-- Opening Marker --

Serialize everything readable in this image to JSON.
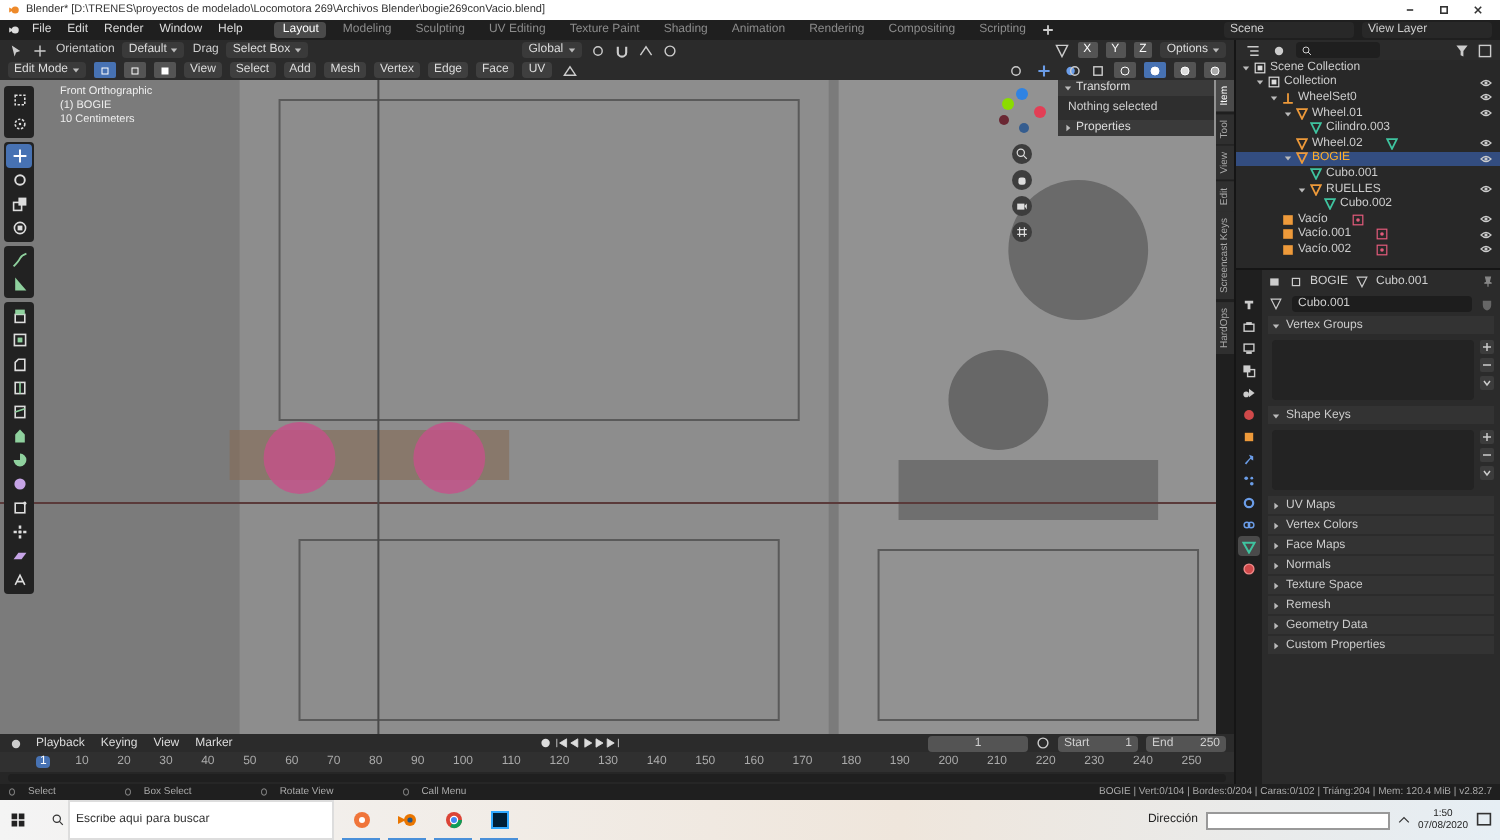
{
  "window": {
    "title": "Blender* [D:\\TRENES\\proyectos de modelado\\Locomotora 269\\Archivos Blender\\bogie269conVacio.blend]"
  },
  "menu": [
    "File",
    "Edit",
    "Render",
    "Window",
    "Help"
  ],
  "workspaces": [
    {
      "label": "Layout",
      "selected": true
    },
    {
      "label": "Modeling",
      "selected": false
    },
    {
      "label": "Sculpting",
      "selected": false
    },
    {
      "label": "UV Editing",
      "selected": false
    },
    {
      "label": "Texture Paint",
      "selected": false
    },
    {
      "label": "Shading",
      "selected": false
    },
    {
      "label": "Animation",
      "selected": false
    },
    {
      "label": "Rendering",
      "selected": false
    },
    {
      "label": "Compositing",
      "selected": false
    },
    {
      "label": "Scripting",
      "selected": false
    }
  ],
  "scene": "Scene",
  "view_layer": "View Layer",
  "tool_header": {
    "orientation": "Orientation",
    "pivot": "Default",
    "drag": "Drag",
    "select_tool": "Select Box",
    "transform_orientation": "Global",
    "mirror_axes": [
      {
        "label": "X",
        "on": false
      },
      {
        "label": "Y",
        "on": false
      },
      {
        "label": "Z",
        "on": false
      }
    ],
    "options": "Options"
  },
  "viewport": {
    "mode": "Edit Mode",
    "select_modes": [
      {
        "selected": true
      },
      {
        "selected": false
      },
      {
        "selected": false
      }
    ],
    "menus": [
      "View",
      "Select",
      "Add",
      "Mesh",
      "Vertex",
      "Edge",
      "Face",
      "UV"
    ],
    "shading": [
      {
        "selected": false
      },
      {
        "selected": true
      },
      {
        "selected": false
      },
      {
        "selected": false
      }
    ],
    "overlay_text": [
      "Front Orthographic",
      "(1) BOGIE",
      "10 Centimeters"
    ],
    "tool_groups": [
      {
        "tools": [
          {
            "kind": "select",
            "selected": false
          },
          {
            "kind": "cursor",
            "selected": false
          }
        ]
      },
      {
        "tools": [
          {
            "kind": "move",
            "selected": true
          },
          {
            "kind": "rotate",
            "selected": false
          },
          {
            "kind": "scale",
            "selected": false
          },
          {
            "kind": "transform",
            "selected": false
          }
        ]
      },
      {
        "tools": [
          {
            "kind": "annotate",
            "selected": false
          },
          {
            "kind": "measure",
            "selected": false
          }
        ]
      },
      {
        "tools": [
          {
            "kind": "extrude",
            "selected": false
          },
          {
            "kind": "inset",
            "selected": false
          },
          {
            "kind": "bevel",
            "selected": false
          },
          {
            "kind": "loopcut",
            "selected": false
          },
          {
            "kind": "knife",
            "selected": false
          },
          {
            "kind": "polybuild",
            "selected": false
          },
          {
            "kind": "spin",
            "selected": false
          },
          {
            "kind": "smooth",
            "selected": false
          },
          {
            "kind": "edgeslide",
            "selected": false
          },
          {
            "kind": "shrink",
            "selected": false
          },
          {
            "kind": "shear",
            "selected": false
          },
          {
            "kind": "rip",
            "selected": false
          }
        ]
      }
    ]
  },
  "n_panel": {
    "tabs": [
      {
        "label": "Item",
        "selected": true
      },
      {
        "label": "Tool",
        "selected": false
      },
      {
        "label": "View",
        "selected": false
      },
      {
        "label": "Edit",
        "selected": false
      },
      {
        "label": "Screencast Keys",
        "selected": false
      },
      {
        "label": "HardOps",
        "selected": false
      }
    ],
    "sections": [
      {
        "title": "Transform",
        "expanded": true,
        "text": "Nothing selected"
      },
      {
        "title": "Properties",
        "expanded": false
      }
    ]
  },
  "outliner": {
    "items": [
      {
        "label": "Scene Collection",
        "kind": "collection",
        "selected": false,
        "children": [
          {
            "label": "Collection",
            "kind": "collection",
            "selected": false,
            "visible": true,
            "children": [
              {
                "label": "WheelSet0",
                "kind": "empty",
                "selected": false,
                "visible": true,
                "children": [
                  {
                    "label": "Wheel.01",
                    "kind": "object",
                    "selected": false,
                    "visible": true,
                    "children": [
                      {
                        "label": "Cilindro.003",
                        "kind": "mesh",
                        "selected": false
                      }
                    ]
                  },
                  {
                    "label": "Wheel.02",
                    "kind": "object",
                    "selected": false,
                    "visible": true,
                    "data": {
                      "kind": "mesh"
                    }
                  },
                  {
                    "label": "BOGIE",
                    "kind": "object",
                    "selected": true,
                    "visible": true,
                    "children": [
                      {
                        "label": "Cubo.001",
                        "kind": "mesh",
                        "selected": false
                      },
                      {
                        "label": "RUELLES",
                        "kind": "object",
                        "selected": false,
                        "visible": true,
                        "children": [
                          {
                            "label": "Cubo.002",
                            "kind": "mesh",
                            "selected": false
                          }
                        ]
                      }
                    ]
                  }
                ]
              },
              {
                "label": "Vacío",
                "kind": "empty_object",
                "selected": false,
                "visible": true,
                "data": {
                  "kind": "empty"
                }
              },
              {
                "label": "Vacío.001",
                "kind": "empty_object",
                "selected": false,
                "visible": true,
                "data": {
                  "kind": "empty"
                }
              },
              {
                "label": "Vacío.002",
                "kind": "empty_object",
                "selected": false,
                "visible": true,
                "data": {
                  "kind": "empty"
                }
              }
            ]
          }
        ]
      }
    ]
  },
  "properties": {
    "object": "BOGIE",
    "data": "Cubo.001",
    "data_name": "Cubo.001",
    "tabs": [
      {
        "kind": "tool",
        "selected": false
      },
      {
        "kind": "render",
        "selected": false
      },
      {
        "kind": "output",
        "selected": false
      },
      {
        "kind": "view_layer",
        "selected": false
      },
      {
        "kind": "scene",
        "selected": false
      },
      {
        "kind": "world",
        "selected": false
      },
      {
        "kind": "object",
        "selected": false
      },
      {
        "kind": "modifiers",
        "selected": false
      },
      {
        "kind": "particles",
        "selected": false
      },
      {
        "kind": "physics",
        "selected": false
      },
      {
        "kind": "constraints",
        "selected": false
      },
      {
        "kind": "data",
        "selected": true
      },
      {
        "kind": "material",
        "selected": false
      }
    ],
    "panels": [
      {
        "title": "Vertex Groups",
        "expanded": true
      },
      {
        "title": "Shape Keys",
        "expanded": true
      },
      {
        "title": "UV Maps",
        "expanded": false
      },
      {
        "title": "Vertex Colors",
        "expanded": false
      },
      {
        "title": "Face Maps",
        "expanded": false
      },
      {
        "title": "Normals",
        "expanded": false
      },
      {
        "title": "Texture Space",
        "expanded": false
      },
      {
        "title": "Remesh",
        "expanded": false
      },
      {
        "title": "Geometry Data",
        "expanded": false
      },
      {
        "title": "Custom Properties",
        "expanded": false
      }
    ]
  },
  "timeline": {
    "menus": [
      "Playback",
      "Keying",
      "View",
      "Marker"
    ],
    "current_frame": "1",
    "start_label": "Start",
    "start": "1",
    "end_label": "End",
    "end": "250",
    "ticks": [
      {
        "label": "1",
        "selected": true
      },
      {
        "label": "10",
        "selected": false
      },
      {
        "label": "20",
        "selected": false
      },
      {
        "label": "30",
        "selected": false
      },
      {
        "label": "40",
        "selected": false
      },
      {
        "label": "50",
        "selected": false
      },
      {
        "label": "60",
        "selected": false
      },
      {
        "label": "70",
        "selected": false
      },
      {
        "label": "80",
        "selected": false
      },
      {
        "label": "90",
        "selected": false
      },
      {
        "label": "100",
        "selected": false
      },
      {
        "label": "110",
        "selected": false
      },
      {
        "label": "120",
        "selected": false
      },
      {
        "label": "130",
        "selected": false
      },
      {
        "label": "140",
        "selected": false
      },
      {
        "label": "150",
        "selected": false
      },
      {
        "label": "160",
        "selected": false
      },
      {
        "label": "170",
        "selected": false
      },
      {
        "label": "180",
        "selected": false
      },
      {
        "label": "190",
        "selected": false
      },
      {
        "label": "200",
        "selected": false
      },
      {
        "label": "210",
        "selected": false
      },
      {
        "label": "220",
        "selected": false
      },
      {
        "label": "230",
        "selected": false
      },
      {
        "label": "240",
        "selected": false
      },
      {
        "label": "250",
        "selected": false
      }
    ]
  },
  "status_bar": {
    "actions": [
      "Select",
      "Box Select",
      "Rotate View",
      "Call Menu"
    ],
    "stats": "BOGIE | Vert:0/104 | Bordes:0/204 | Caras:0/102 | Triáng:204 | Mem: 120.4 MiB | v2.82.7"
  },
  "taskbar": {
    "search_placeholder": "Escribe aquí para buscar",
    "address_label": "Dirección",
    "time": "1:50",
    "date": "07/08/2020"
  }
}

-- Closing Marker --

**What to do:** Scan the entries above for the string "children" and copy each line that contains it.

**Task response:**
        "children": [
            "children": [
                "children": [
                    "children": [
                    "children": [
                        "children": [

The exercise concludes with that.